As a middle-school teacher I’m always amazed at the power of a granola bar. I find that on field trips the fix for a crabby kid is often a bite to eat. My husband can attest to the fact that my mood swings dramatically with my caloric intake. I’m resourceful and creative on a full stomach of quality food.
If as an adult I’m much more effective and focused on a full stomach, it must also make a massive difference for my students. Throw in the hormones and drama of middle school and food becomes a huge lever to student success—both socially and academically.
Countless studies have shown what a tumultuous time the middle-school years are for students. Even as adults we look back on these awkward, never-took-a-single-good-photo years, knowing they were tough. Adolescent children are dealing with changes in their bodies (sometime up to one-fourth inch of growth over night), maturing relationships, and the responsibilities that come with growing up.
Adolescence is hard. If we can eliminate one variable to make the challenges kids face more manageable, it could make a world of difference. We must feed our children with foods that support them as they face the challenges of adolescence.
At the middle school where I teach, approximately 95 percent of the student body is eligible to receive free meals. This includes breakfast and lunch daily as well as an afternoon snack. In reality only about ten percent of the student body takes advantage of the breakfast and 75 percent of students eat the school lunch daily.
I speculate students are more concerned with being social (the morning basketball game draws a big crowd) or sleeping in than eating a quick breakfast. By the time lunch hour arrives at 1 p.m., many of my students have not eaten since dinner the previous night. The impact on the class is palpable. In fact, multiple studies have shown the link between eating breakfast and learning.
To combat the difficulties students face as a result of not eating school breakfast, we serve special meals on important days such as when students are taking tests. Kids are invited in early for fresh bagels and orange juice to prepare their bodies and brains for a taxing day. It is unfortunate that this only happens a few days each year.
A friend of mine who works at a charter school in Brooklyn has breakfast with his students every day. It’s a time for teachers and students to come together, play brain games and get ready for the day. While it would be wonderful to provide this experience to every student, it’s currently not possible because of contracts and resources in most public schools. At my school, for example, while there is a culture of working well past dismissal (the majority of us leave around 6 p.m. and take work home) it’s unlikely teachers would come in earlier without compensation.

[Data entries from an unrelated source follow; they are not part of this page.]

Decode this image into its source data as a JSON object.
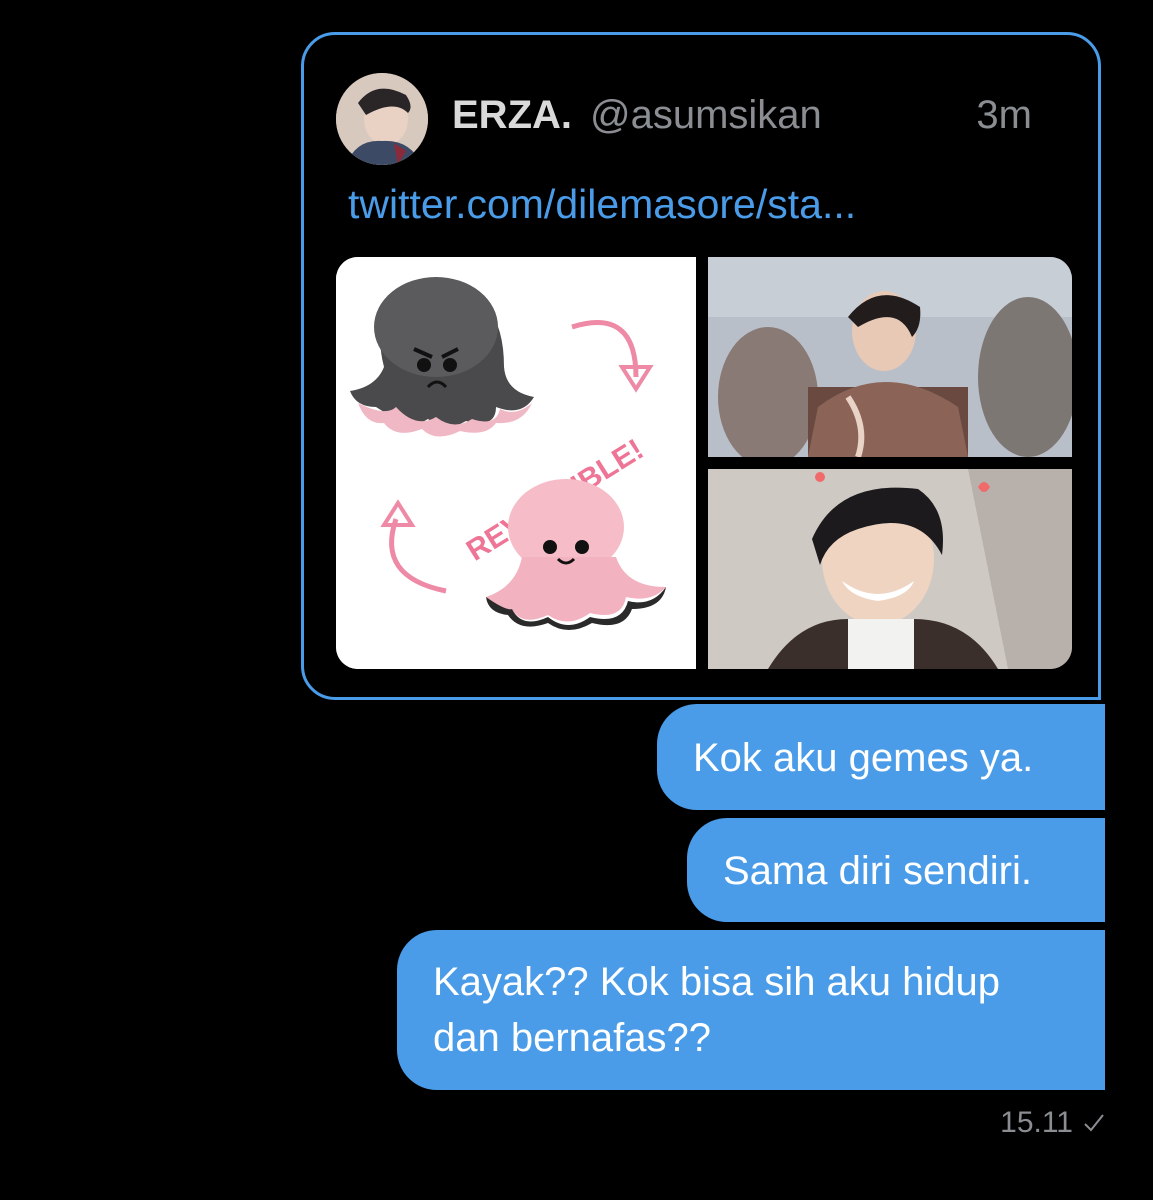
{
  "tweet": {
    "display_name": "ERZA.",
    "handle": "@asumsikan",
    "time_ago": "3m",
    "link": "twitter.com/dilemasore/sta...",
    "media": {
      "left_image_text": "REVERSIBLE!"
    }
  },
  "messages": [
    {
      "text": "Kok aku gemes ya."
    },
    {
      "text": "Sama diri sendiri."
    },
    {
      "text": "Kayak?? Kok bisa sih aku hidup dan bernafas??"
    }
  ],
  "status": {
    "timestamp": "15.11",
    "read_icon": "check-icon"
  },
  "colors": {
    "accent": "#4a9be8",
    "background": "#000000",
    "muted": "#8a8d91"
  }
}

As much as I’d like to make meals mandatory for my students, it won’t be happening anytime soon. Being realistic, we must approach nutrition for our students from a few key angles.
1. Not all food is equal. There is no nutrition program at my school to teach students about how their body uses different types of food and how that food affects your body.
2. Food is your fuel. Students should be engaged in monitoring how different foods impact their daily energy levels, mood, and ability to focus. Often with working parents, adolescents are left alone for meals. We can’t expect them to make healthy choices if they haven’t been taught how.
3. School food must be good food. If we are expecting students to make positive choices with their own diets we need to provide a model of what healthy eating looks like. Revolution Foods is rapidly growing in this space and is serving healthy meals to kids all over the country.
The research is clear. The better students eat, the better they learn. As a teacher I want to do everything in my power to make my students successful. For me, that means keeping a drawer stocked with granola bars.